The partnership is somewhat similar to the sole proprietorship. It has two or more people involved in the business. It requires one or more legal agreements spelling out the nature of the partnership, such as terms of agreement, responsibilities, salaries, and other business related details.
There are two types of partnerships: general and limited partnerships. General partners share in having unlimited personal liability for the business, in the same manner as the sole proprietorship. If one partner could not cover his part of a debt of the business, the others may be held liable for the entire amount. Limited partners are generally not involved in running the business, and usually are liable for only the amount of money they invested in the partnership agreement.
Each partner, unless specifically stated otherwise in the agreement, may carry on the activities of the business. This is one of the disadvantages of the partnership. Since each partner may carry out business, problems may arise if communication is not kept open and smoothly flowing between the partners.

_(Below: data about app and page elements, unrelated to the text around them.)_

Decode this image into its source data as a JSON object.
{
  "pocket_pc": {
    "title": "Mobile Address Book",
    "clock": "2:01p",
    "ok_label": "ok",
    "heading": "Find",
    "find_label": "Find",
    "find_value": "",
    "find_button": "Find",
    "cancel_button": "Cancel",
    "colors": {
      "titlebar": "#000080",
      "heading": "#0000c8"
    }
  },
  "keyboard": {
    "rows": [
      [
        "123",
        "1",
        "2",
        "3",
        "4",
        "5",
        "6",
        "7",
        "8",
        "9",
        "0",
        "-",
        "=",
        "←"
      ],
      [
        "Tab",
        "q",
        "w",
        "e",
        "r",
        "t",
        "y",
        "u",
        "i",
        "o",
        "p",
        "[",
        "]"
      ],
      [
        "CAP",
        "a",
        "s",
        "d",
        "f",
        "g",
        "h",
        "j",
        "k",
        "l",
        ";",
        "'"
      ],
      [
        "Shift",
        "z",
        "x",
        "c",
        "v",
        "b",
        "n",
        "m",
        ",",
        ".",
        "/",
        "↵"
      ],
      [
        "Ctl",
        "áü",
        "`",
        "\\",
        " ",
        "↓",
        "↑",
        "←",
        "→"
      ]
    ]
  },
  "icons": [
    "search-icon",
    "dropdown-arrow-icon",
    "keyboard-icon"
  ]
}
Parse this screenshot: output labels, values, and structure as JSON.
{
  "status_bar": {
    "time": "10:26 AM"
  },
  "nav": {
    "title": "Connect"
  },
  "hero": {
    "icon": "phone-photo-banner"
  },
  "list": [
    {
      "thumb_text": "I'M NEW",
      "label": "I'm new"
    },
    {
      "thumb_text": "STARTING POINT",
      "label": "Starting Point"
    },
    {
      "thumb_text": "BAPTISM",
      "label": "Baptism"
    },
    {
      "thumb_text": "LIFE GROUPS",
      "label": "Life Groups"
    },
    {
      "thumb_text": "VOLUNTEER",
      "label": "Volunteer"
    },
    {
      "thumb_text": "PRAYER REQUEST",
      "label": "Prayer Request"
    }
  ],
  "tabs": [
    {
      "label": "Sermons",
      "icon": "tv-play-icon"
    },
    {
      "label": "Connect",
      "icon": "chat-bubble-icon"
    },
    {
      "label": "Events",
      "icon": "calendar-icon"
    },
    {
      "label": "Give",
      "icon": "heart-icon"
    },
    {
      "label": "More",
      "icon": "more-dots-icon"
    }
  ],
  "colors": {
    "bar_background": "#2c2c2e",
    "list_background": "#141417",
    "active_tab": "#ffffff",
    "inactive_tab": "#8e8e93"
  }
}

Partners file an additional tax form to the federal government, as well as any state forms that may be needed. The partnership ends when either of the partners dies, when the agreement calls for the end of the partnership, or when a partner legally leaves the partnership.